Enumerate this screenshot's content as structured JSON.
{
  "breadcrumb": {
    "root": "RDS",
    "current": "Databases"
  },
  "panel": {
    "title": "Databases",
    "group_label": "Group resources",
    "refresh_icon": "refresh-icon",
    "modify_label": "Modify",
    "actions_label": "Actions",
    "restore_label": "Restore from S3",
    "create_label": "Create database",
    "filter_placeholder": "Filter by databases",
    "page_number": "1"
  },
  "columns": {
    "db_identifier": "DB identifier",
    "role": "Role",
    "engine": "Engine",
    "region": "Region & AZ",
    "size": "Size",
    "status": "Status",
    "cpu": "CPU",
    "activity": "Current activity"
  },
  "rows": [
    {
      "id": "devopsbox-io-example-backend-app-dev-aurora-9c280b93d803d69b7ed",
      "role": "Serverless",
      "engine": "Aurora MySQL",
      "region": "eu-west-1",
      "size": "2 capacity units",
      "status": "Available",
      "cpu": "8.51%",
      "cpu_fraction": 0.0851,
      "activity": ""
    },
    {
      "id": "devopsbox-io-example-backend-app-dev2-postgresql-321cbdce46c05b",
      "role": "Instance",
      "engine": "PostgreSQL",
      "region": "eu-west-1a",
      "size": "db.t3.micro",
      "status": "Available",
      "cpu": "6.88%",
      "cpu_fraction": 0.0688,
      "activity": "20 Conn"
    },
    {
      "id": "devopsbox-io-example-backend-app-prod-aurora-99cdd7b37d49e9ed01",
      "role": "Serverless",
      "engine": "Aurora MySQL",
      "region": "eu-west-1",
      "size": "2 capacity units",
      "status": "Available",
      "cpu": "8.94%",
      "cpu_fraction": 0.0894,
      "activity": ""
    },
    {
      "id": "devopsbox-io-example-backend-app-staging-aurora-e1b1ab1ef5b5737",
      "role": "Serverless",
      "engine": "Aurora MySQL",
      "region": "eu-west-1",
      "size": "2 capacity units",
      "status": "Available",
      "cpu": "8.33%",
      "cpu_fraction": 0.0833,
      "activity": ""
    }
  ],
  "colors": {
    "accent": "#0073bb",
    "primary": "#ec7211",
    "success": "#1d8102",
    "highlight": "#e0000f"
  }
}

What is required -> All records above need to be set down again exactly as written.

Result of the exercise ->
Enumerate this screenshot's content as structured JSON.
{
  "breadcrumb": {
    "root": "RDS",
    "current": "Databases"
  },
  "panel": {
    "title": "Databases",
    "group_label": "Group resources",
    "refresh_icon": "refresh-icon",
    "modify_label": "Modify",
    "actions_label": "Actions",
    "restore_label": "Restore from S3",
    "create_label": "Create database",
    "filter_placeholder": "Filter by databases",
    "page_number": "1"
  },
  "columns": {
    "db_identifier": "DB identifier",
    "role": "Role",
    "engine": "Engine",
    "region": "Region & AZ",
    "size": "Size",
    "status": "Status",
    "cpu": "CPU",
    "activity": "Current activity"
  },
  "rows": [
    {
      "id": "devopsbox-io-example-backend-app-dev-aurora-9c280b93d803d69b7ed",
      "role": "Serverless",
      "engine": "Aurora MySQL",
      "region": "eu-west-1",
      "size": "2 capacity units",
      "status": "Available",
      "cpu": "8.51%",
      "cpu_fraction": 0.0851,
      "activity": ""
    },
    {
      "id": "devopsbox-io-example-backend-app-dev2-postgresql-321cbdce46c05b",
      "role": "Instance",
      "engine": "PostgreSQL",
      "region": "eu-west-1a",
      "size": "db.t3.micro",
      "status": "Available",
      "cpu": "6.88%",
      "cpu_fraction": 0.0688,
      "activity": "20 Conn"
    },
    {
      "id": "devopsbox-io-example-backend-app-prod-aurora-99cdd7b37d49e9ed01",
      "role": "Serverless",
      "engine": "Aurora MySQL",
      "region": "eu-west-1",
      "size": "2 capacity units",
      "status": "Available",
      "cpu": "8.94%",
      "cpu_fraction": 0.0894,
      "activity": ""
    },
    {
      "id": "devopsbox-io-example-backend-app-staging-aurora-e1b1ab1ef5b5737",
      "role": "Serverless",
      "engine": "Aurora MySQL",
      "region": "eu-west-1",
      "size": "2 capacity units",
      "status": "Available",
      "cpu": "8.33%",
      "cpu_fraction": 0.0833,
      "activity": ""
    }
  ],
  "colors": {
    "accent": "#0073bb",
    "primary": "#ec7211",
    "success": "#1d8102",
    "highlight": "#e0000f"
  }
}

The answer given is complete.